What is the difference between screen printing and embroidery?
Embroidery is done with a needle and thread. It’s often used for smaller logos and is popular for the stand-out effect that it creates. Screen printing is where the logo design is on a silkscreen. Then, the ink gets pressed through the silkscreen and transferred onto the garment.
Is embroidery or screen printing cheaper?
Overall, screen printing is less expensive than embroidery so it is ideal for large orders and large logos. Although screen printing works on a variety of materials, it doesn’t work well on thick or fuzzy materials, such as a fleece jacket. For these instances, embroidery might be a better option.
What is an embroidery screen?
Embroidery and screen printing are the main two methods for adding logos to clothing and apparel. With embroidery, the logo is reproduced by stitching threads directly into fabric. With screen printing, your logo is reproduced by squeezing inks through mesh screens directly onto your garments.
Whats better embroidery or printing?

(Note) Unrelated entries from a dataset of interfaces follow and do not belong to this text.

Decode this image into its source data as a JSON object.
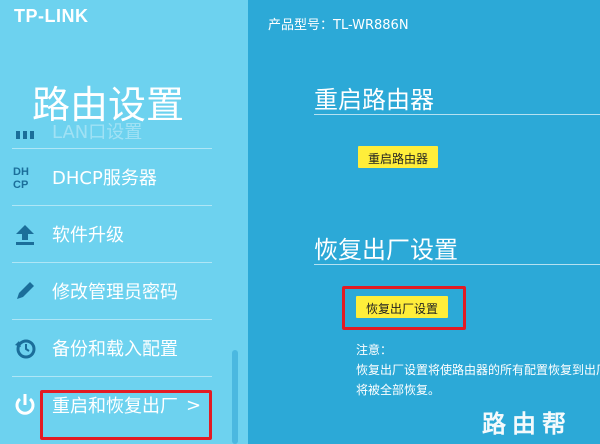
{
  "brand": "TP-LINK",
  "sidebar": {
    "title": "路由设置",
    "items": [
      {
        "label": "LAN口设置",
        "icon": "lan-icon"
      },
      {
        "label": "DHCP服务器",
        "icon": "dhcp-icon"
      },
      {
        "label": "软件升级",
        "icon": "upload-icon"
      },
      {
        "label": "修改管理员密码",
        "icon": "pencil-icon"
      },
      {
        "label": "备份和载入配置",
        "icon": "history-icon"
      },
      {
        "label": "重启和恢复出厂",
        "icon": "power-icon",
        "chevron": ">"
      }
    ]
  },
  "header": {
    "model": "产品型号：TL-WR886N"
  },
  "main": {
    "reboot": {
      "title": "重启路由器",
      "button": "重启路由器"
    },
    "reset": {
      "title": "恢复出厂设置",
      "button": "恢复出厂设置",
      "note_label": "注意：",
      "note_line1": "恢复出厂设置将使路由器的所有配置恢复到出厂",
      "note_line2": "将被全部恢复。"
    }
  },
  "watermark": "路由帮",
  "colors": {
    "sidebar_bg": "#6dd2ef",
    "main_bg": "#2ca9d7",
    "button_bg": "#ffee3a",
    "highlight": "#e31b23"
  }
}
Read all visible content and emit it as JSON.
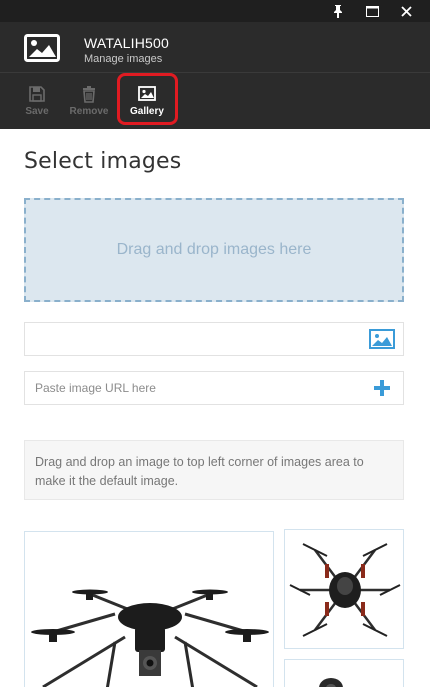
{
  "window": {
    "pin_icon": "pin-icon",
    "maximize_icon": "maximize-icon",
    "close_icon": "close-icon"
  },
  "header": {
    "title": "WATALIH500",
    "subtitle": "Manage images",
    "icon": "image-icon"
  },
  "toolbar": {
    "save_label": "Save",
    "remove_label": "Remove",
    "gallery_label": "Gallery",
    "save_icon": "floppy-disk-icon",
    "remove_icon": "trash-icon",
    "gallery_icon": "image-icon",
    "highlight_color": "#e01b22"
  },
  "main": {
    "title": "Select images",
    "dropzone_text": "Drag and drop images here",
    "file_input_value": "",
    "file_icon": "image-icon",
    "url_placeholder": "Paste image URL here",
    "add_icon": "plus-icon",
    "hint_text": "Drag and drop an image to top left corner of images area to make it the default image."
  },
  "gallery": {
    "images": [
      "drone-front-view",
      "drone-top-view",
      "drone-camera-partial"
    ]
  },
  "colors": {
    "accent": "#3a9bd8",
    "header_bg": "#2b2b2b",
    "titlebar_bg": "#1f1f1f",
    "dropzone_bg": "#dce7ef",
    "dropzone_border": "#8ab0cc"
  }
}
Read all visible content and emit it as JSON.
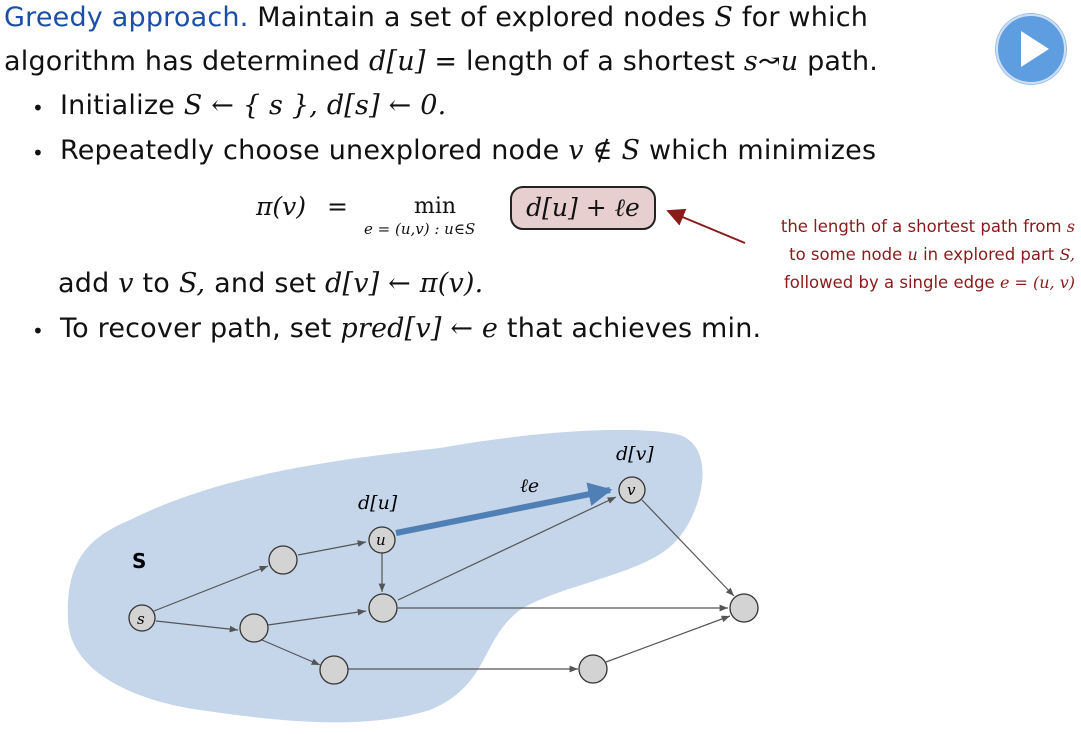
{
  "intro": {
    "heading": "Greedy approach.",
    "text1": "Maintain a set of explored nodes",
    "var_S": "S",
    "text2": "for which",
    "text3": "algorithm has determined",
    "d_u": "d[u]",
    "text4": "= length of a shortest",
    "path_expr": "s↝u",
    "text5": "path."
  },
  "bullets": {
    "init": {
      "label": "Initialize",
      "expr": "S ← { s },  d[s] ← 0."
    },
    "repeat": {
      "label": "Repeatedly choose unexplored node",
      "expr": "v ∉ S",
      "tail": "which minimizes"
    },
    "add": {
      "label_add": "add",
      "v": "v",
      "label_to": "to",
      "S": "S,",
      "label_set": "and set",
      "expr": "d[v] ← π(v)."
    },
    "recover": {
      "label": "To recover path, set",
      "expr": "pred[v] ← e",
      "tail": "that achieves min."
    }
  },
  "formula": {
    "lhs": "π(v)",
    "eq": "=",
    "min": "min",
    "sub": "e = (u,v) : u∈S",
    "boxed": "d[u] + ℓe"
  },
  "annotation": {
    "line1": "the length of a shortest path from",
    "line1_var": "s",
    "line2": "to some node",
    "line2_var": "u",
    "line2b": "in explored part",
    "line2_var2": "S,",
    "line3": "followed by a single edge",
    "line3_expr": "e = (u, v)"
  },
  "diagram": {
    "region_label": "S",
    "node_s": "s",
    "node_u": "u",
    "node_v": "v",
    "label_du": "d[u]",
    "label_dv": "d[v]",
    "label_le": "ℓe"
  },
  "colors": {
    "accent": "#1a4fa5",
    "annotation": "#8b1a1a",
    "region": "#c5d6ea",
    "highlight_box": "#e8cfcf",
    "edge_highlight": "#4f7fb5",
    "play_button": "#5e9ee0"
  }
}
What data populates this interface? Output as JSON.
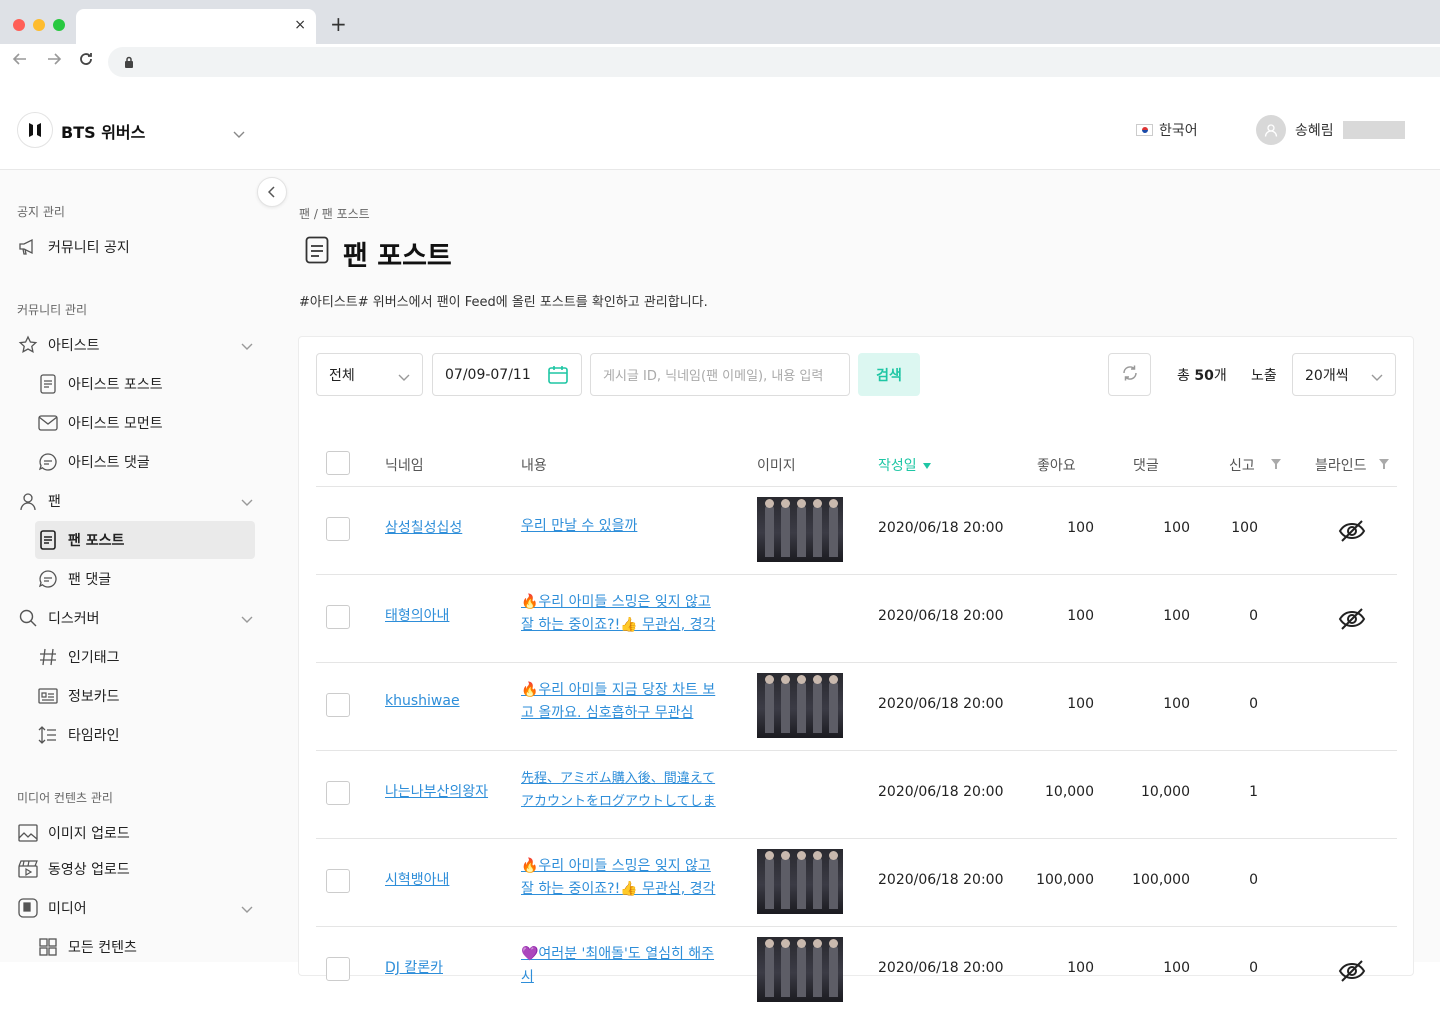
{
  "browser": {
    "new_tab_symbol": "+",
    "close_symbol": "×"
  },
  "app": {
    "name": "BTS 위버스",
    "language": "한국어",
    "user_name": "송혜림"
  },
  "sidebar": {
    "section1": "공지 관리",
    "notice": "커뮤니티 공지",
    "section2": "커뮤니티 관리",
    "artist": "아티스트",
    "artist_post": "아티스트 포스트",
    "artist_moment": "아티스트 모먼트",
    "artist_comment": "아티스트 댓글",
    "fan": "팬",
    "fan_post": "팬 포스트",
    "fan_comment": "팬 댓글",
    "discover": "디스커버",
    "popular_tag": "인기태그",
    "info_card": "정보카드",
    "timeline": "타임라인",
    "section3": "미디어 컨텐츠 관리",
    "image_upload": "이미지 업로드",
    "video_upload": "동영상 업로드",
    "media": "미디어",
    "all_content": "모든 컨텐츠"
  },
  "page": {
    "breadcrumb": "팬 / 팬 포스트",
    "title": "팬 포스트",
    "description": "#아티스트# 위버스에서 팬이 Feed에 올린 포스트를 확인하고 관리합니다."
  },
  "filters": {
    "category": "전체",
    "date_range": "07/09-07/11",
    "search_placeholder": "게시글 ID, 닉네임(팬 이메일), 내용 입력",
    "search_button": "검색",
    "total_prefix": "총",
    "total_count": "50",
    "total_suffix": "개",
    "exposure_label": "노출",
    "page_size": "20개씩"
  },
  "table": {
    "columns": {
      "nickname": "닉네임",
      "content": "내용",
      "image": "이미지",
      "date": "작성일",
      "likes": "좋아요",
      "comments": "댓글",
      "reports": "신고",
      "blind": "블라인드"
    },
    "rows": [
      {
        "nickname": "삼성칠성십성",
        "content": "우리 만날 수 있을까",
        "has_image": true,
        "date": "2020/06/18 20:00",
        "likes": "100",
        "comments": "100",
        "reports": "100",
        "blinded": true
      },
      {
        "nickname": "태형의아내",
        "content": "🔥우리 아미들 스밍은 잊지 않고 잘 하는 중이죠?!👍 무관심, 경각",
        "has_image": false,
        "date": "2020/06/18 20:00",
        "likes": "100",
        "comments": "100",
        "reports": "0",
        "blinded": true
      },
      {
        "nickname": "khushiwae",
        "content": "🔥우리 아미들 지금 당장 차트 보고 올까요. 심호흡하구 무관심",
        "has_image": true,
        "date": "2020/06/18 20:00",
        "likes": "100",
        "comments": "100",
        "reports": "0",
        "blinded": false
      },
      {
        "nickname": "나는나부산의왕자",
        "content": "先程、アミボム購入後、間違えてアカウントをログアウトしてしま",
        "has_image": false,
        "date": "2020/06/18 20:00",
        "likes": "10,000",
        "comments": "10,000",
        "reports": "1",
        "blinded": false
      },
      {
        "nickname": "시혁뱅아내",
        "content": "🔥우리 아미들 스밍은 잊지 않고 잘 하는 중이죠?!👍 무관심, 경각",
        "has_image": true,
        "date": "2020/06/18 20:00",
        "likes": "100,000",
        "comments": "100,000",
        "reports": "0",
        "blinded": false
      },
      {
        "nickname": "DJ 칼론카",
        "content": "💜여러분 '최애돌'도 열심히 해주시",
        "has_image": true,
        "date": "2020/06/18 20:00",
        "likes": "100",
        "comments": "100",
        "reports": "0",
        "blinded": true
      }
    ]
  },
  "colors": {
    "accent": "#1ec6a4",
    "link": "#2e8ed9",
    "active_bg": "#eaeaea"
  }
}
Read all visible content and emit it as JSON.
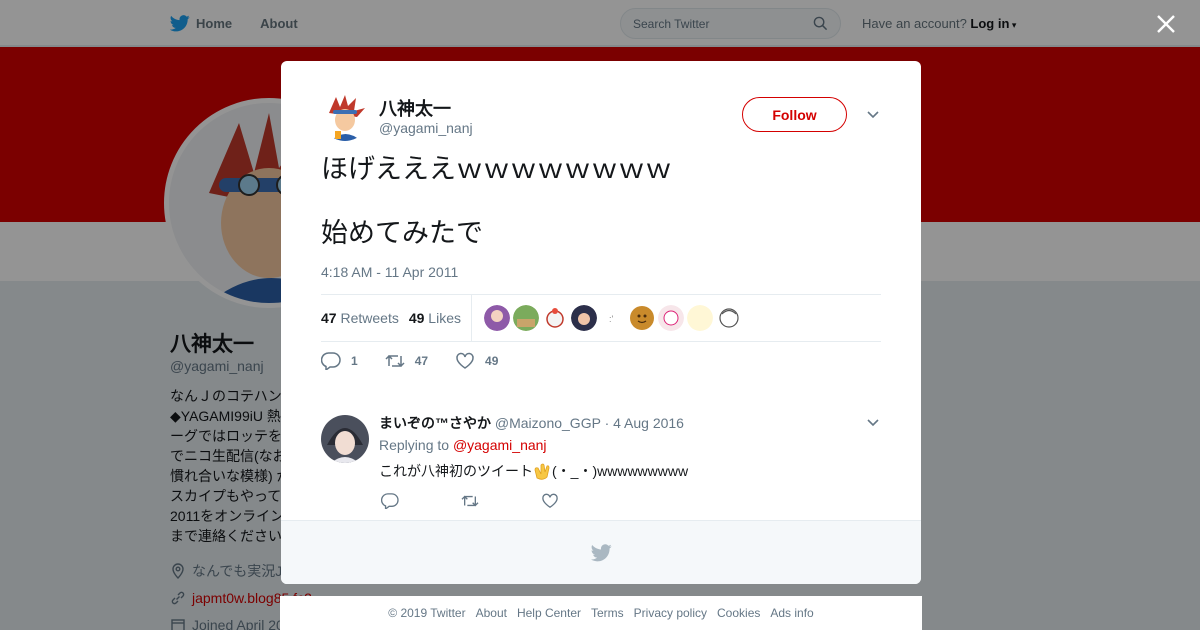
{
  "nav": {
    "home": "Home",
    "about": "About",
    "search_placeholder": "Search Twitter",
    "have_account": "Have an account?",
    "login": "Log in"
  },
  "profile": {
    "name": "八神太一",
    "handle": "@yagami_nanj",
    "bio": [
      "なんＪのコテハン",
      "◆YAGAMI99iU 熱",
      "ーグではロッテを",
      "でニコ生配信(なお",
      "慣れ合いな模様) が",
      "スカイプもやって",
      "2011をオンライン",
      "まで連絡ください"
    ],
    "location": "なんでも実況J",
    "url": "japmt0w.blog85.fc2",
    "joined": "Joined April 20"
  },
  "tweet": {
    "author_name": "八神太一",
    "author_handle": "@yagami_nanj",
    "follow_label": "Follow",
    "text_lines": [
      "ほげえええｗｗｗｗｗｗｗｗ",
      "始めてみたで"
    ],
    "timestamp": "4:18 AM - 11 Apr 2011",
    "retweets_count": "47",
    "retweets_label": "Retweets",
    "likes_count": "49",
    "likes_label": "Likes",
    "actions": {
      "reply_count": "1",
      "retweet_count": "47",
      "like_count": "49"
    }
  },
  "reply": {
    "name": "まいぞの™さやか",
    "handle": "@Maizono_GGP",
    "sep": "·",
    "date": "4 Aug 2016",
    "replying_to_label": "Replying to",
    "replying_to_handle": "@yagami_nanj",
    "text_before": "これが八神初のツイート",
    "text_after": "(・_・)wwwwwwwww"
  },
  "footer": {
    "links": [
      "© 2019 Twitter",
      "About",
      "Help Center",
      "Terms",
      "Privacy policy",
      "Cookies",
      "Ads info"
    ]
  },
  "colors": {
    "brand": "#d40000",
    "twitter_blue": "#1da1f2",
    "muted": "#657786"
  }
}
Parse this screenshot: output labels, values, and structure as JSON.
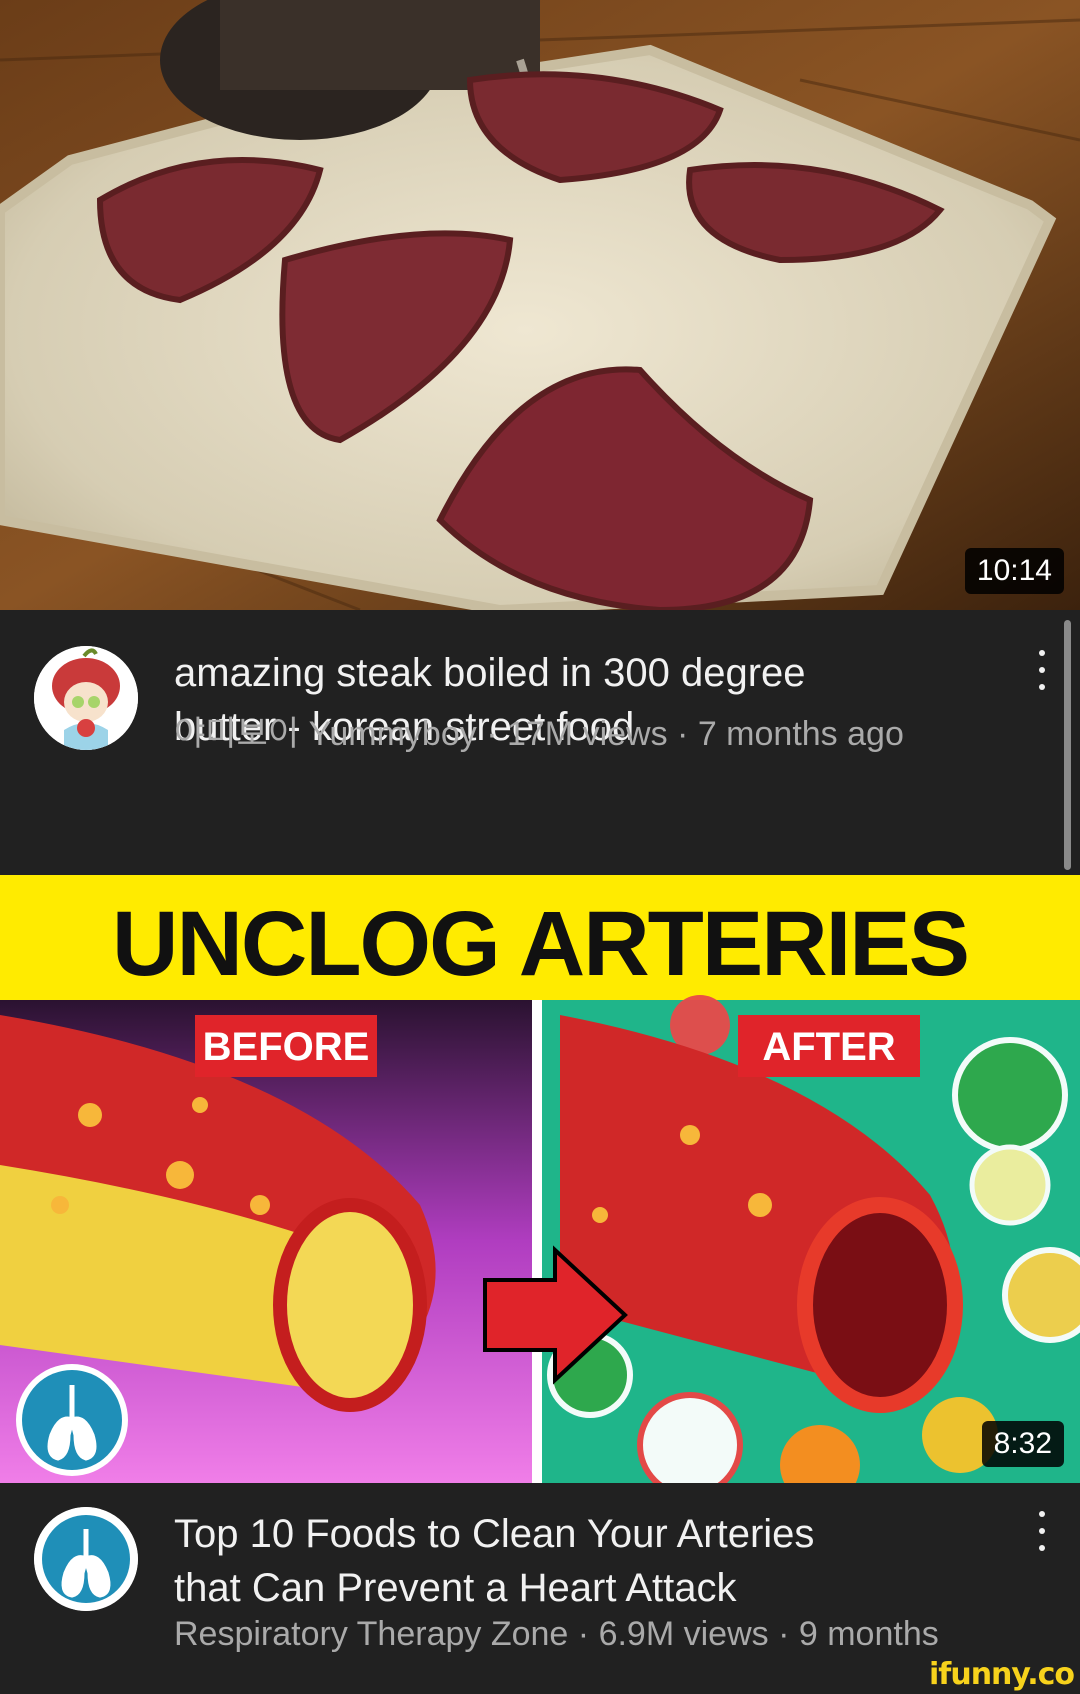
{
  "videos": [
    {
      "title_line1": "amazing steak boiled in 300 degree",
      "title_line2": "butter - korean street food",
      "channel": "야미보이 Yummyboy",
      "views": "17M views",
      "age": "7 months ago",
      "duration": "10:14"
    },
    {
      "thumb_heading": "UNCLOG ARTERIES",
      "before_label": "BEFORE",
      "after_label": "AFTER",
      "title_line1": "Top 10 Foods to Clean Your Arteries",
      "title_line2": "that Can Prevent a Heart Attack",
      "channel": "Respiratory Therapy Zone",
      "views": "6.9M views",
      "age": "9 months",
      "duration": "8:32"
    }
  ],
  "separator": "·",
  "watermark": "ifunny.co"
}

Embroidery is best for creating logos on a thicker garment, such as a polo shirts or jumpers. Embroidery on garments are long lasting and durable. Embroidery may cost more than traditional printing, however the longevity makes it cost effective. With larger designs, we would recommend printing over embroidery.
What is the difference between heat transfer and screen printing?
With a custom screen printing, the ink lays lighter on the fabric, creating more durable, longer-lasting images. Images produced by heat transfer, in contrast, are bonded to the top layer of fabric with a thicker layer of ink.
Does embroidery last longer than screen printing?
Durability is another concern, and this is where embroidery is often the better choice. An embroidered design, which is stitched straight into the fabric, is much more likely to last for longer than a screen printed design, which is printed on top of the fabric.
Why is embroidery dying?
I began learning hand embroidery when time was aplenty and people still had patience. These days, hand embroidery is a dying art, and mostly because people don’t want to invest into learning something as detail-oriented as thread work,” she says.